I guess it’s Dean Koontz Day here at Korrektiv. Here’s another recent interview excerpt:

What led you to consider Catholicism?

I met Gerda, my wife, when I was a senior in high school and she was a junior. We were from the same small town. She was Catholic.

My house was a disaster zone, and a lot of people in my family were endlessly fighting with one another. When I started dating Gerda, it was amazing to me that all these people [in her family] got along. They were an Italian family. It was a different world that I was seeing. I began to associate it with Catholicism.

Ultimately, I converted because the Catholic faith started appealing to me and gave me answers for my own life. I made the decision to convert during college.

Catholicism permits a view of life that sees mystery and wonder in all things, which Protestantism does not easily allow.
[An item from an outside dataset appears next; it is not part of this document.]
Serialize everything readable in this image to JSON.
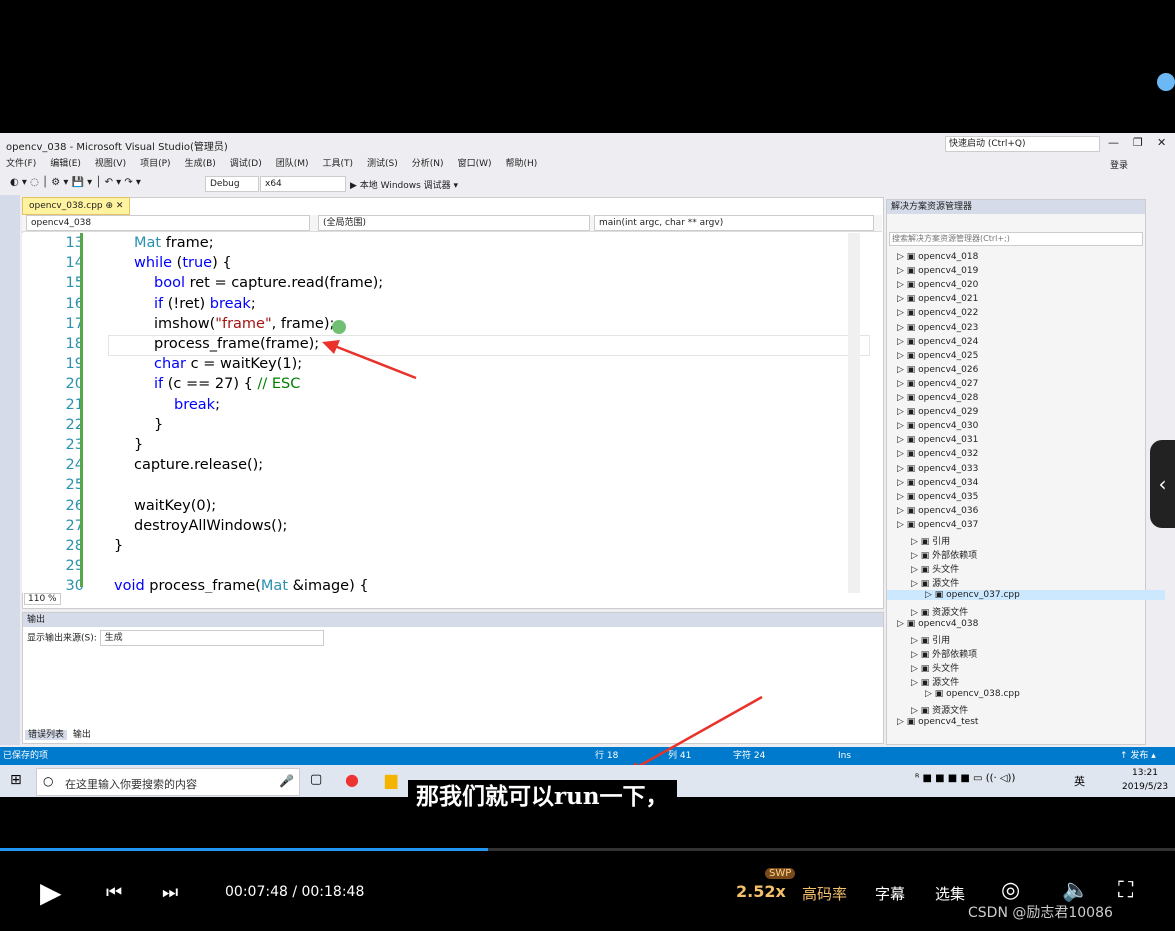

As a Catholic, I saw the world as being more mysterious, more organic and less mechanical than it had seemed to me previously, and I had a more direct connection with God.

I feel about Catholicism as G.K. Chesterton did — that it encourages an exuberance, a joy about the gift of life. I think my conversion was a natural growth. Even in the darkest hours of my childhood, I was an irrepressible optimist, always able to find something to fill me with amazement, wonder and delight. When I came to the Catholic faith, it explained to me why I always had — and always should have — felt exuberant and full of hope.

Source: National Catholic Register


  1. Quin Finnegan says

    I think he looked better before the rug.

    And with the stash, amazingly.

Speak Your Mind